These are all fascinating, if misleading, ways to spin his legislative solutions, that amount to little more than kneecapping how tons of internet services work.
It should be no surprise that the tech companies have fiercely resisted these proposals at every turn, often with hysterical claims about breaking the internet or putting the American economy at a disadvantage to China—as if “autoplay” or “infinite scroll” were powering American productivity. If those are the weapons we’ll marshal in an economic battle with Chinese high-tech manufacturing, the war is already lost.
This is an odd one to point out. No one thinks that prohibiting auto-scroll will lead to China taking advantage. But people do worry about taking away Section 230, or other odd restrictions on every internet company — including startup challengers to the big guys — opening up the space for Chinese startups (who are already taking market share: see TikTok). But, really, the autoscroll thing is so odd to highlight because that’s one of the most egregious examples of Hawley’s nanny state tendencies. Literally telling companies how to design their products.
To the masters of Big Tech, I say: Raise your sights.
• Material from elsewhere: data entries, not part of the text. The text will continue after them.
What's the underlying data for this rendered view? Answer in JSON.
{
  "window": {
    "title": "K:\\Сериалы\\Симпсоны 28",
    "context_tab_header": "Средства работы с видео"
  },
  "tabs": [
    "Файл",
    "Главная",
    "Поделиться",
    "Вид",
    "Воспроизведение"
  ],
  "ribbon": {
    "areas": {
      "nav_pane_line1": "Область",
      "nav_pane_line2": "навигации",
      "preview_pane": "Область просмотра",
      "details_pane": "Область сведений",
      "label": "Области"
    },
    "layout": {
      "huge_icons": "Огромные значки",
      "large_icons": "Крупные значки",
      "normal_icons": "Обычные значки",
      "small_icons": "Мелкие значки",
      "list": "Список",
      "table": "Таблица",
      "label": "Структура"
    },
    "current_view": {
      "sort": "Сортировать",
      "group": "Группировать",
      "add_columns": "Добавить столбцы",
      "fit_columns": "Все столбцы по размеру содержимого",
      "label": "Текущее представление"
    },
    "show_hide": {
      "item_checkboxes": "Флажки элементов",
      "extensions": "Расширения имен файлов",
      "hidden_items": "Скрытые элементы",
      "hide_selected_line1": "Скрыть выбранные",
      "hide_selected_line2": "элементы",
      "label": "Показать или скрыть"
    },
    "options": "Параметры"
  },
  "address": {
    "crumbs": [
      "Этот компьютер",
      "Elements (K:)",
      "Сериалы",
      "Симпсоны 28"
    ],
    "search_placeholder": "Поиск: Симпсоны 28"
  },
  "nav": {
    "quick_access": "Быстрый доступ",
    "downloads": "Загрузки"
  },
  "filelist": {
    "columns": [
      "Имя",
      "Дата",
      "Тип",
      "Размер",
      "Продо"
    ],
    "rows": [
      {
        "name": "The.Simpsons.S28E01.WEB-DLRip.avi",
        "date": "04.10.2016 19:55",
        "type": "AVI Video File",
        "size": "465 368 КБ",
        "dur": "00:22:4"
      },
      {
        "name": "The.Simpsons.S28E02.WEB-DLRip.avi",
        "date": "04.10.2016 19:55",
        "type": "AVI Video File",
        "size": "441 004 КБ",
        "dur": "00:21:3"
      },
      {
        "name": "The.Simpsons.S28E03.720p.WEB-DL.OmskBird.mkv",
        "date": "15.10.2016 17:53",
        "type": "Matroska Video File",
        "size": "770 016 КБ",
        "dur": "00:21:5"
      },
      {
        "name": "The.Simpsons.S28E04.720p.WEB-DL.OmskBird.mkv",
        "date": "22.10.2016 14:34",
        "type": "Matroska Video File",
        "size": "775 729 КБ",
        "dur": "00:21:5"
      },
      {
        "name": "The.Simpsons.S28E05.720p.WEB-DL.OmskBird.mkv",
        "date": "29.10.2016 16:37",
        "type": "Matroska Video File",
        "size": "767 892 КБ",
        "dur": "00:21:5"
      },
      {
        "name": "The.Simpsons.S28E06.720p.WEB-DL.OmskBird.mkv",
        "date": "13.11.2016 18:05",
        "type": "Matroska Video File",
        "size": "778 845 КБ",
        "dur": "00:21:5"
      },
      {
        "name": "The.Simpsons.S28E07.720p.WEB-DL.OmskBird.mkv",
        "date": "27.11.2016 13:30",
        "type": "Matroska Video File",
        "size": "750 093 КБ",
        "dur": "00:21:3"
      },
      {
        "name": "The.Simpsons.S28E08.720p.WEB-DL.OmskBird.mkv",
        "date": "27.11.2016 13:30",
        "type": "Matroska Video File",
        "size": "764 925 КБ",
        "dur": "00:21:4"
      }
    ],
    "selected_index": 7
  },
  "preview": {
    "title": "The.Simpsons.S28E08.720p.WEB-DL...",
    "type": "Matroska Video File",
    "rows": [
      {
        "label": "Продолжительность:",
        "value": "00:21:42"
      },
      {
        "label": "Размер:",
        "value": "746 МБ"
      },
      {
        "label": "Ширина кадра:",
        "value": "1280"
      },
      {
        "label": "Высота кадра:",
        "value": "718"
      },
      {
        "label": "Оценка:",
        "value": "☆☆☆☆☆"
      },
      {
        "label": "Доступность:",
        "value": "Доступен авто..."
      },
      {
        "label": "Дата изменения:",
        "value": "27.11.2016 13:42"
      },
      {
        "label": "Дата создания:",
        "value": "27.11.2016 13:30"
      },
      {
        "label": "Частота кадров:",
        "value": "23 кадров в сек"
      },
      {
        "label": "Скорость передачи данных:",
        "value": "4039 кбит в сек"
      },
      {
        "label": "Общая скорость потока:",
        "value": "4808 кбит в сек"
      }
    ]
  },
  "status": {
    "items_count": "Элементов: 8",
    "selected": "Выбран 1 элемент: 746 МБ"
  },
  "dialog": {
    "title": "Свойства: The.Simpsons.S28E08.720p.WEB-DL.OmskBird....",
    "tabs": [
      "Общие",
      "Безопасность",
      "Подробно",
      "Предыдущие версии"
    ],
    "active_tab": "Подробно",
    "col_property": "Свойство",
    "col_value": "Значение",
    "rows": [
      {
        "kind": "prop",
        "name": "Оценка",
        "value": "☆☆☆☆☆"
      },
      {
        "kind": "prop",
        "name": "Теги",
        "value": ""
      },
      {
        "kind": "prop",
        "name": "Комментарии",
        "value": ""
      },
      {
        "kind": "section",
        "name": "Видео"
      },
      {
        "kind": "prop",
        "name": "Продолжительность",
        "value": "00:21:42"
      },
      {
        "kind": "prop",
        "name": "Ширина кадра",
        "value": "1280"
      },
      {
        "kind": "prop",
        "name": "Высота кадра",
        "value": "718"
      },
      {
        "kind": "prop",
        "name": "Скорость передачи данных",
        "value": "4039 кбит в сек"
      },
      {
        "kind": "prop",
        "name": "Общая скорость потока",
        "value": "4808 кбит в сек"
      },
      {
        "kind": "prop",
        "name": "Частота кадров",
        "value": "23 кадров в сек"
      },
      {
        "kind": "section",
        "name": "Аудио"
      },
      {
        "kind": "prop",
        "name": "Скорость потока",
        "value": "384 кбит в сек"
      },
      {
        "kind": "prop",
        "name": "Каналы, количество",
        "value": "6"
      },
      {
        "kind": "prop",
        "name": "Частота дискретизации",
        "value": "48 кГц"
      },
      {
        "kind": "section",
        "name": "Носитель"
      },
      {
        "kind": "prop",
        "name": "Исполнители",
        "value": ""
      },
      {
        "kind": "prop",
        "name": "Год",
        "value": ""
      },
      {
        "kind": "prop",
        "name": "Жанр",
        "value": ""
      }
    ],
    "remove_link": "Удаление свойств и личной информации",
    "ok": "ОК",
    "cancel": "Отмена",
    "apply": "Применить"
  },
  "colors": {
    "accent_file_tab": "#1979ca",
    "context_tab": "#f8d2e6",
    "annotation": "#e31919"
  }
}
If you want to be leaders for this country in this century, earn it. Build tools that enrich lives, strengthen society, create good-paying jobs, and improve productive capacity.
Again, if Hawley ever actually bothered to look around, he’d see that all of that is absolutely happening. But Hawley won’t do that.
There was a time when innovation meant something grand and technology meant something hopeful, when we dreamed of going to the stars and beyond, of curing diseases and creating new ways to travel and make things. Those are the dreams that fuel the American future. Those are the dreams we need to dream again.
This is bizarre. Literally the hottest companies in Silicon Valley right now are all ones around “going to the stars and beyond, of curing diseases and creating new ways to travel and make things.” Hawley is either deliberately lying about Silicon Valley or so ignorant as to be in no position to comment on it. The WSJ should have stuck with last week’s op-ed, and rejected this nonsense one.